The door to the guest room suddenly slams shut as Brooke begins screaming. Kicking the door open, Steven and Claire come face to face with the Devil Rodent itself. The giant rat proceeds to demonstrate psychokinetic abilities, moving furniture, opening and closing doors and windows, and damaging the room itself with a loud wail. The Devil Rodent manages to telepathically communicate with Brooke, who tells her parents that the creature is a mother that is looking for her baby. Steven rushes into the kitchen, roots through the garbage can, and pulls out the dead rat he originally threw away. He places it in a shoebox and puts the box near the window. The Devil Rodent moves towards the box and reclaims her baby. Steven aims the gun in a final attempt to shoot the Devil Rodent, but he his unable to fire the weapon. The Devil Rodent unleashes one last wail and disappears out the window. The frightened family reunite, shedding tears of relief, as Brooke wonders where the Devil Rodent will go next.



It has been a long-held belief that the four segments of the film were initially conceived and shot for ABC's thriller anthology series Darkroom,[3] but were deemed too intense for television.[4] However, on the audio commentary on the 2015 Blu-ray release, executive producer Andrew Mirisch clarifies that the film actually began life as a pilot for an unnamed anthology series for NBC before becoming a theatrical feature for Universal Pictures.[citation needed]


This section needs expansion. You can help by adding to it. (October 2016)

Though the poster and trailer boasted that the film would be a "sleeper" and "one you won't forget",[5][6] the film was not well received on release. On Rotten Tomatoes it has an approval rating of 29% based on reviews from seven critics.[7]

In her review for the New York Times, Janet Maslin wrote, "Nothing spoils a horror story faster than a stupid victim. And Nightmares, an anthology of four supposedly scary episodes, has plenty of those."[8]

Time Out praised The Bishop of Battle, but stated, "In general, though, the scripting is unimaginative, derivative, and desperately predictable as the film limps through its jokily cautionary tales."[9]

Home video

The film was released on VHS by Universal Pictures in the 1980s, and on Betamax in 1983.[10] It was later released on VHS and DVD by Anchor Bay Entertainment in 1999 in "Full Frame (1.33:1) Presentation" and has since gone out of print.

On December 22, 2015, Scream Factory released Nightmares on Blu-ray.[11]

See also

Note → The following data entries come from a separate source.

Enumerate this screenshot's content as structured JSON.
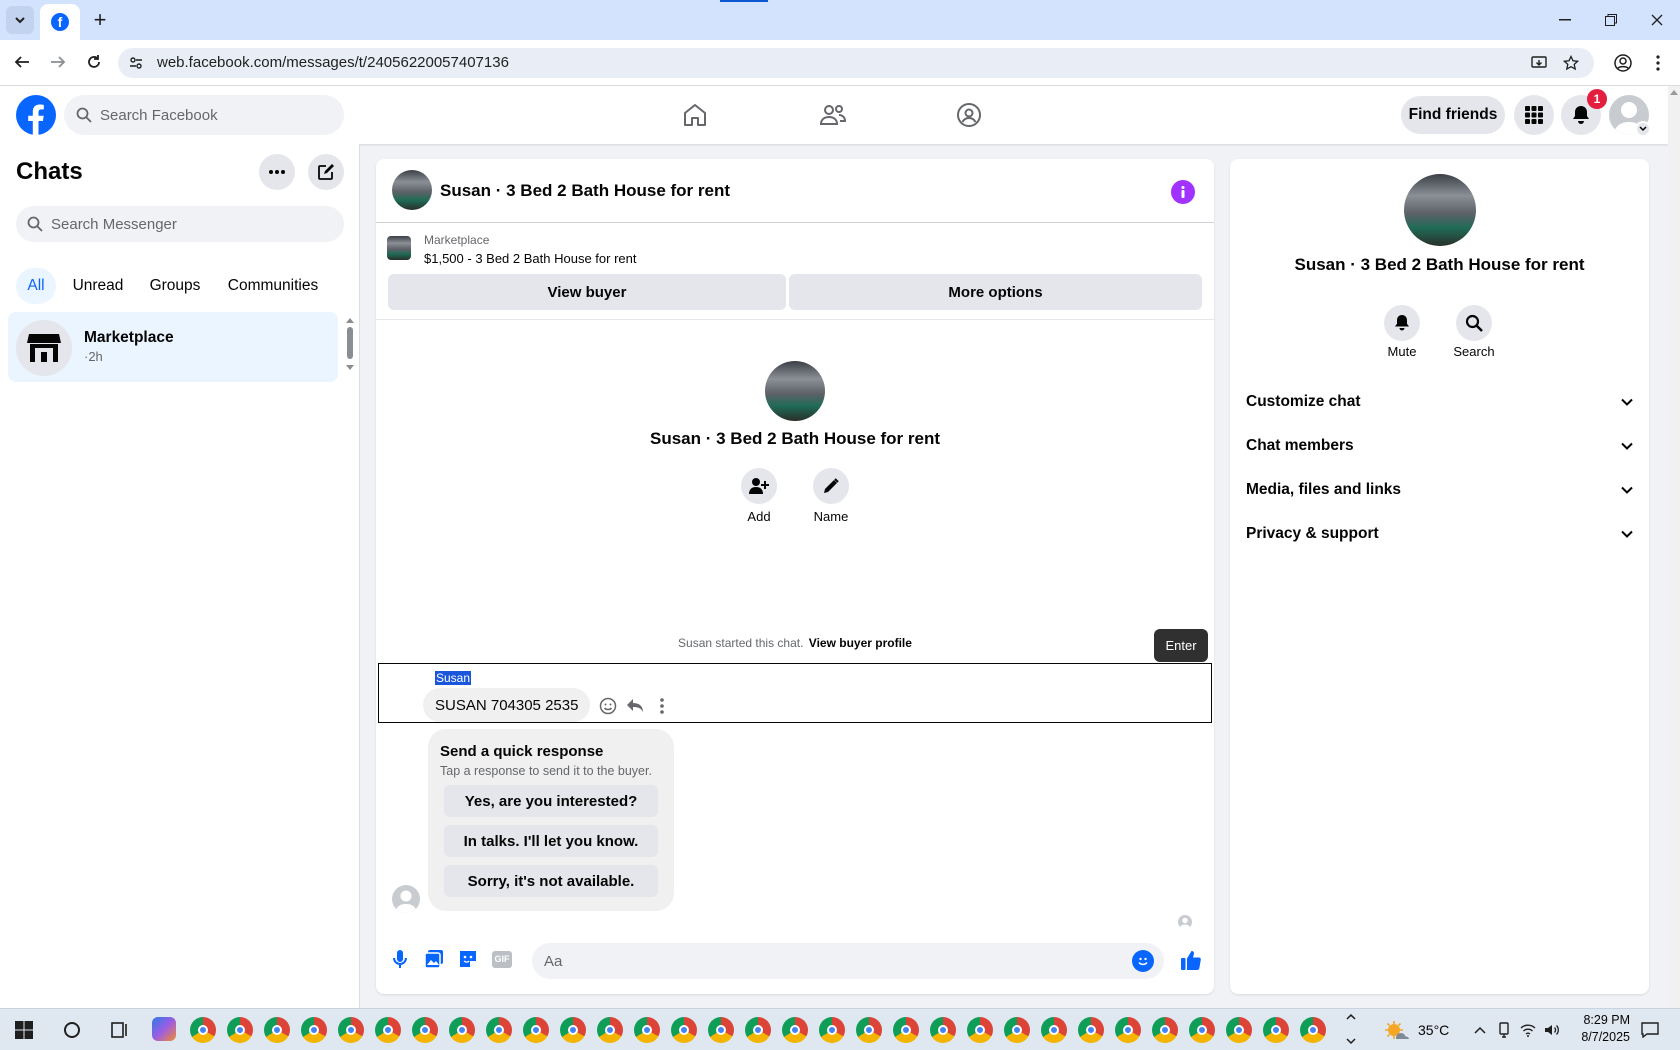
{
  "browser": {
    "url": "web.facebook.com/messages/t/24056220057407136"
  },
  "header": {
    "search_placeholder": "Search Facebook",
    "find_friends": "Find friends",
    "notification_count": "1"
  },
  "sidebar": {
    "title": "Chats",
    "search_placeholder": "Search Messenger",
    "filters": [
      "All",
      "Unread",
      "Groups",
      "Communities"
    ],
    "chats": [
      {
        "name": "Marketplace",
        "time": "·2h"
      }
    ]
  },
  "chat": {
    "title": "Susan · 3 Bed 2 Bath House for rent",
    "listing_source": "Marketplace",
    "listing_detail": "$1,500 - 3 Bed 2 Bath House for rent",
    "view_buyer": "View buyer",
    "more_options": "More options",
    "intro_name": "Susan · 3 Bed 2 Bath House for rent",
    "add_label": "Add",
    "name_label": "Name",
    "started_text": "Susan started this chat.",
    "view_buyer_profile": "View buyer profile",
    "tooltip": "Enter",
    "sender_name": "Susan",
    "message": "SUSAN 704305 2535",
    "quick_title": "Send a quick response",
    "quick_subtitle": "Tap a response to send it to the buyer.",
    "quick_responses": [
      "Yes, are you interested?",
      "In talks. I'll let you know.",
      "Sorry, it's not available."
    ],
    "composer_placeholder": "Aa"
  },
  "info_panel": {
    "name": "Susan · 3 Bed 2 Bath House for rent",
    "mute": "Mute",
    "search": "Search",
    "sections": [
      "Customize chat",
      "Chat members",
      "Media, files and links",
      "Privacy & support"
    ]
  },
  "taskbar": {
    "temperature": "35°C",
    "time": "8:29 PM",
    "date": "8/7/2025"
  },
  "colors": {
    "facebook_blue": "#0866ff",
    "messenger_purple": "#a033ff",
    "notification_red": "#e41e3f"
  }
}
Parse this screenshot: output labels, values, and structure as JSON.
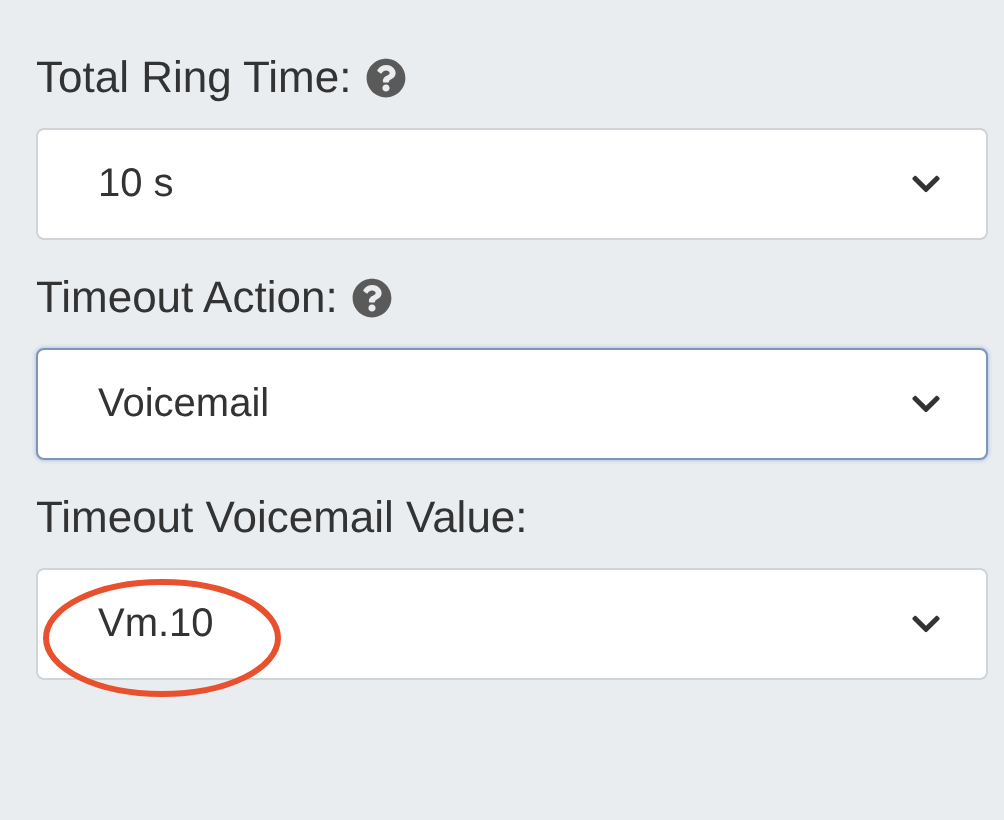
{
  "fields": [
    {
      "label": "Total Ring Time:",
      "help": true,
      "value": "10 s",
      "focused": false,
      "circled": false
    },
    {
      "label": "Timeout Action:",
      "help": true,
      "value": "Voicemail",
      "focused": true,
      "circled": false
    },
    {
      "label": "Timeout Voicemail Value:",
      "help": false,
      "value": "Vm.10",
      "focused": false,
      "circled": true
    }
  ]
}
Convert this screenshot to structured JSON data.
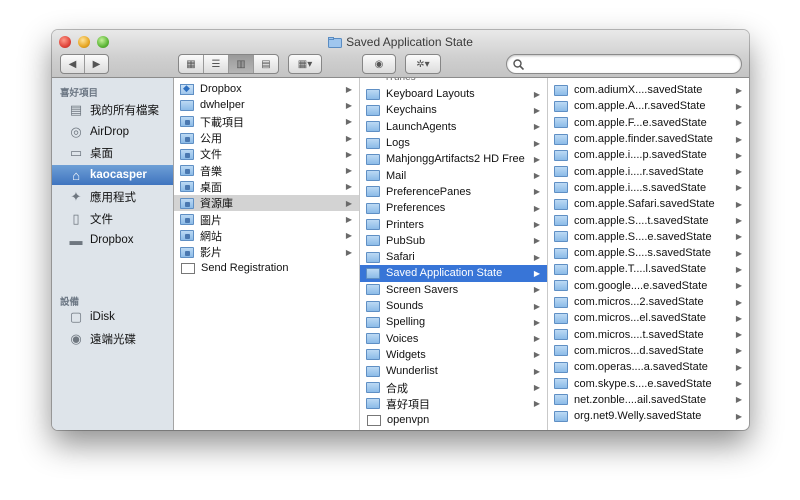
{
  "window": {
    "title": "Saved Application State"
  },
  "toolbar": {
    "back": "◀",
    "forward": "▶",
    "view_icons": "▦",
    "view_list": "☰",
    "view_columns": "▥",
    "view_coverflow": "▤",
    "arrange": "▦▾",
    "quicklook": "◉",
    "action": "✲▾"
  },
  "search": {
    "placeholder": ""
  },
  "sidebar": {
    "favorites_header": "喜好項目",
    "devices_header": "設備",
    "favorites": [
      {
        "label": "我的所有檔案",
        "icon": "all-files-icon"
      },
      {
        "label": "AirDrop",
        "icon": "airdrop-icon"
      },
      {
        "label": "桌面",
        "icon": "desktop-icon"
      },
      {
        "label": "kaocasper",
        "icon": "home-icon"
      },
      {
        "label": "應用程式",
        "icon": "applications-icon"
      },
      {
        "label": "文件",
        "icon": "documents-icon"
      },
      {
        "label": "Dropbox",
        "icon": "folder-icon"
      }
    ],
    "devices": [
      {
        "label": "iDisk",
        "icon": "idisk-icon"
      },
      {
        "label": "遠端光碟",
        "icon": "remote-disc-icon"
      }
    ]
  },
  "columns": {
    "col1": [
      {
        "label": "Dropbox",
        "arrow": "▶"
      },
      {
        "label": "dwhelper",
        "arrow": "▶"
      },
      {
        "label": "下載項目",
        "arrow": "▶"
      },
      {
        "label": "公用",
        "arrow": "▶"
      },
      {
        "label": "文件",
        "arrow": "▶"
      },
      {
        "label": "音樂",
        "arrow": "▶"
      },
      {
        "label": "桌面",
        "arrow": "▶"
      },
      {
        "label": "資源庫",
        "arrow": "▶"
      },
      {
        "label": "圖片",
        "arrow": "▶"
      },
      {
        "label": "網站",
        "arrow": "▶"
      },
      {
        "label": "影片",
        "arrow": "▶"
      },
      {
        "label": "Send Registration",
        "arrow": ""
      }
    ],
    "col2_partial_top": "iTunes",
    "col2": [
      {
        "label": "Keyboard Layouts",
        "arrow": "▶"
      },
      {
        "label": "Keychains",
        "arrow": "▶"
      },
      {
        "label": "LaunchAgents",
        "arrow": "▶"
      },
      {
        "label": "Logs",
        "arrow": "▶"
      },
      {
        "label": "MahjonggArtifacts2 HD Free",
        "arrow": "▶"
      },
      {
        "label": "Mail",
        "arrow": "▶"
      },
      {
        "label": "PreferencePanes",
        "arrow": "▶"
      },
      {
        "label": "Preferences",
        "arrow": "▶"
      },
      {
        "label": "Printers",
        "arrow": "▶"
      },
      {
        "label": "PubSub",
        "arrow": "▶"
      },
      {
        "label": "Safari",
        "arrow": "▶"
      },
      {
        "label": "Saved Application State",
        "arrow": "▶"
      },
      {
        "label": "Screen Savers",
        "arrow": "▶"
      },
      {
        "label": "Sounds",
        "arrow": "▶"
      },
      {
        "label": "Spelling",
        "arrow": "▶"
      },
      {
        "label": "Voices",
        "arrow": "▶"
      },
      {
        "label": "Widgets",
        "arrow": "▶"
      },
      {
        "label": "Wunderlist",
        "arrow": "▶"
      },
      {
        "label": "合成",
        "arrow": "▶"
      },
      {
        "label": "喜好項目",
        "arrow": "▶"
      },
      {
        "label": "openvpn",
        "arrow": ""
      }
    ],
    "col3": [
      "com.adiumX....savedState",
      "com.apple.A...r.savedState",
      "com.apple.F...e.savedState",
      "com.apple.finder.savedState",
      "com.apple.i....p.savedState",
      "com.apple.i....r.savedState",
      "com.apple.i....s.savedState",
      "com.apple.Safari.savedState",
      "com.apple.S....t.savedState",
      "com.apple.S....e.savedState",
      "com.apple.S....s.savedState",
      "com.apple.T....l.savedState",
      "com.google....e.savedState",
      "com.micros...2.savedState",
      "com.micros...el.savedState",
      "com.micros....t.savedState",
      "com.micros...d.savedState",
      "com.operas....a.savedState",
      "com.skype.s....e.savedState",
      "net.zonble....ail.savedState",
      "org.net9.Welly.savedState"
    ],
    "col3_arrow": "▶"
  }
}
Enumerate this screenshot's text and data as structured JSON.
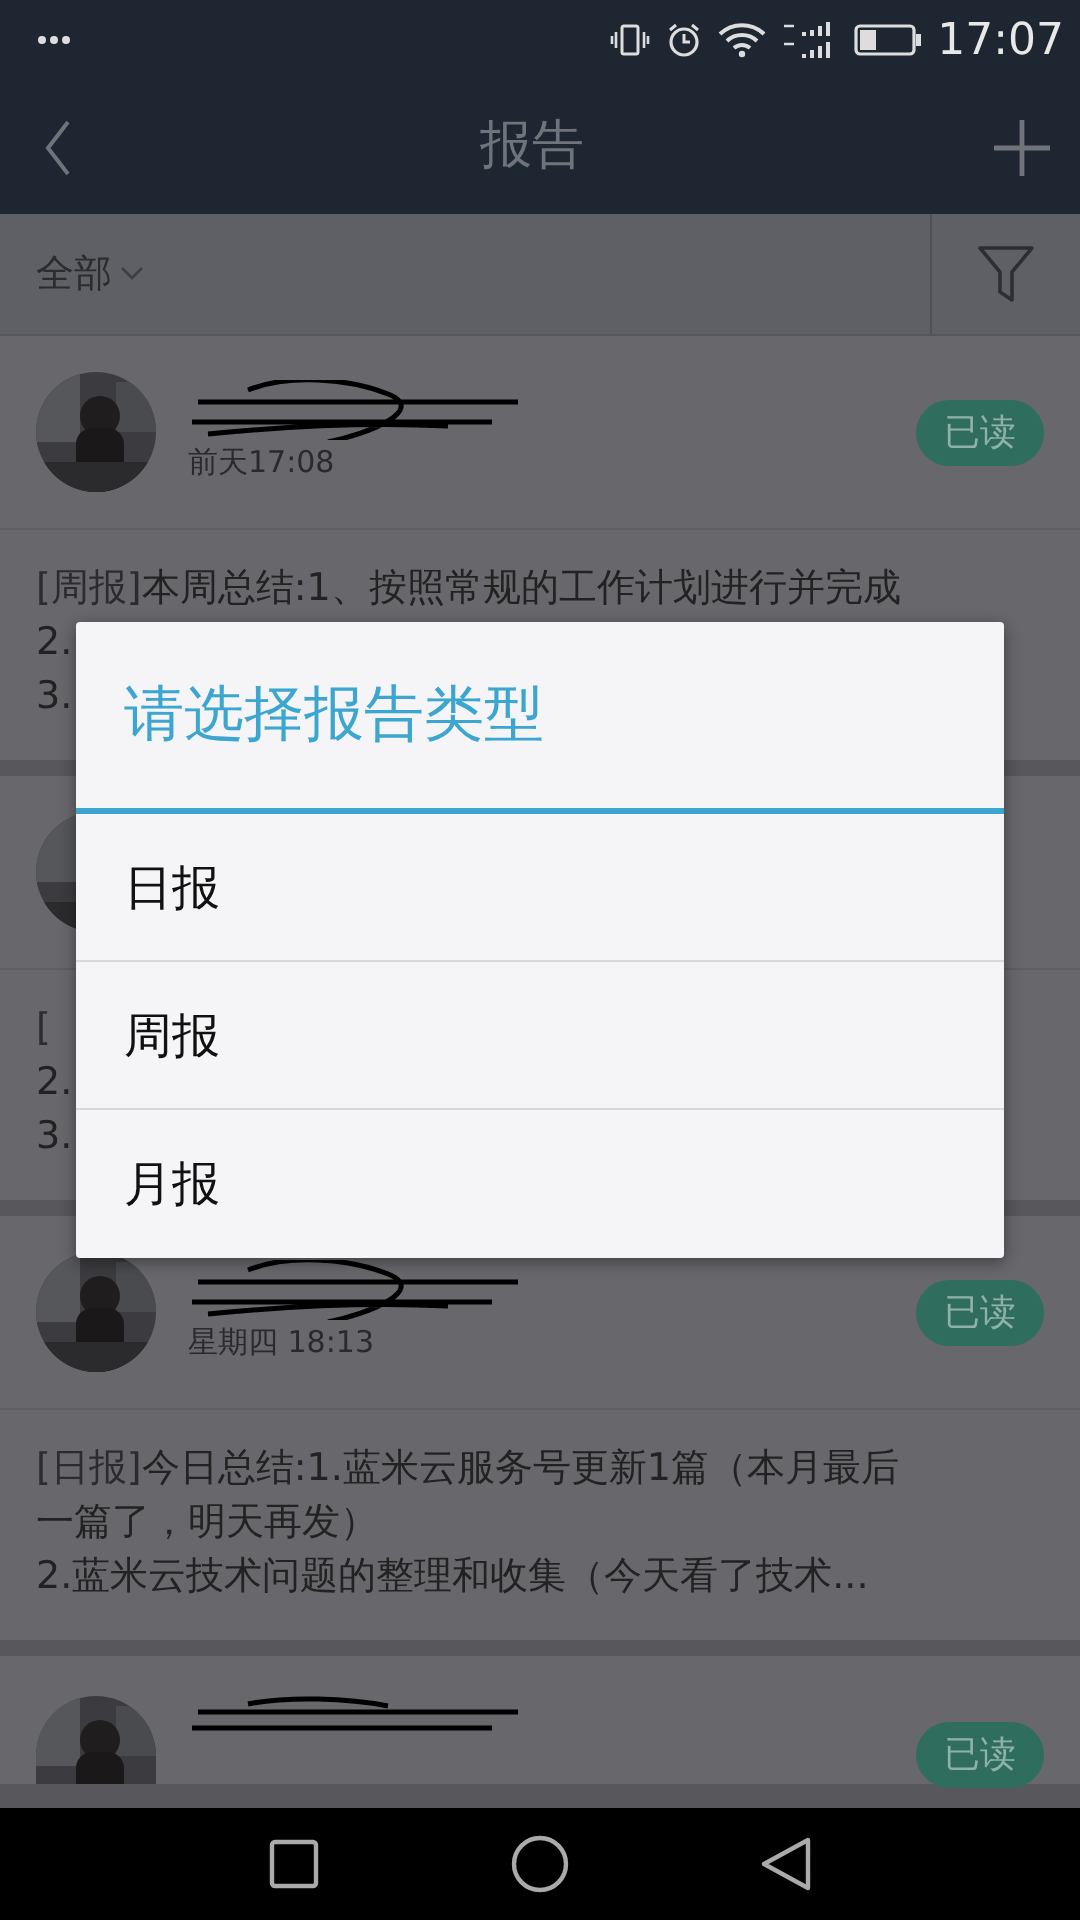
{
  "status_bar": {
    "time": "17:07"
  },
  "app_bar": {
    "title": "报告"
  },
  "filter_bar": {
    "scope": "全部"
  },
  "reports": [
    {
      "time": "前天17:08",
      "read_badge": "已读",
      "lines": [
        {
          "tag": "[周报]",
          "text": "本周总结:1、按照常规的工作计划进行并完成"
        },
        {
          "text": "2."
        },
        {
          "text": "3."
        }
      ]
    },
    {
      "lines": [
        {
          "tag": "["
        },
        {
          "text": "2."
        },
        {
          "text": "3."
        }
      ]
    },
    {
      "time": "星期四 18:13",
      "read_badge": "已读",
      "lines": [
        {
          "tag": "[日报]",
          "text": "今日总结:1.蓝米云服务号更新1篇（本月最后"
        },
        {
          "text": "一篇了，明天再发）"
        },
        {
          "text": "2.蓝米云技术问题的整理和收集（今天看了技术..."
        }
      ]
    },
    {
      "read_badge": "已读"
    }
  ],
  "dialog": {
    "title": "请选择报告类型",
    "options": [
      "日报",
      "周报",
      "月报"
    ]
  }
}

  1. ^ "AFI|Catalog".
  2. ^ "Nightmares".
  3. ^ a b c Muir, John Kenneth (2013). Horror Films FAQ: All That's Left to Know About Slashers, Vampires, Zombies, Aliens, and More. Applause Theatre & Cinema Books. ISBN 9781557839503. pp. 332–333.
  4. ^ a b Carlson, Zack. "Terror Tuesday: Nightmares". Alamo Drafthouse Cinema. Retrieved October 8, 2016.
  5. ^ "Nightmares Movie Poster". Retrieved January 14, 2021.
  6. ^ "Nightmares Trailer – YouTube". Archived from the original on December 21, 2021. Retrieved January 14, 2021.
  7. ^ Nightmares at Rotten Tomatoes
  8. ^ Maslin, Janet (September 3, 1983). "Nightmares Opens: Collection of 4 Horror Tales". New York Times.
  9. ^ "Nightmares".
  10. ^ "Nightmares".
  11. ^ "Nightmares - Blu-ray :: Shout! Factory".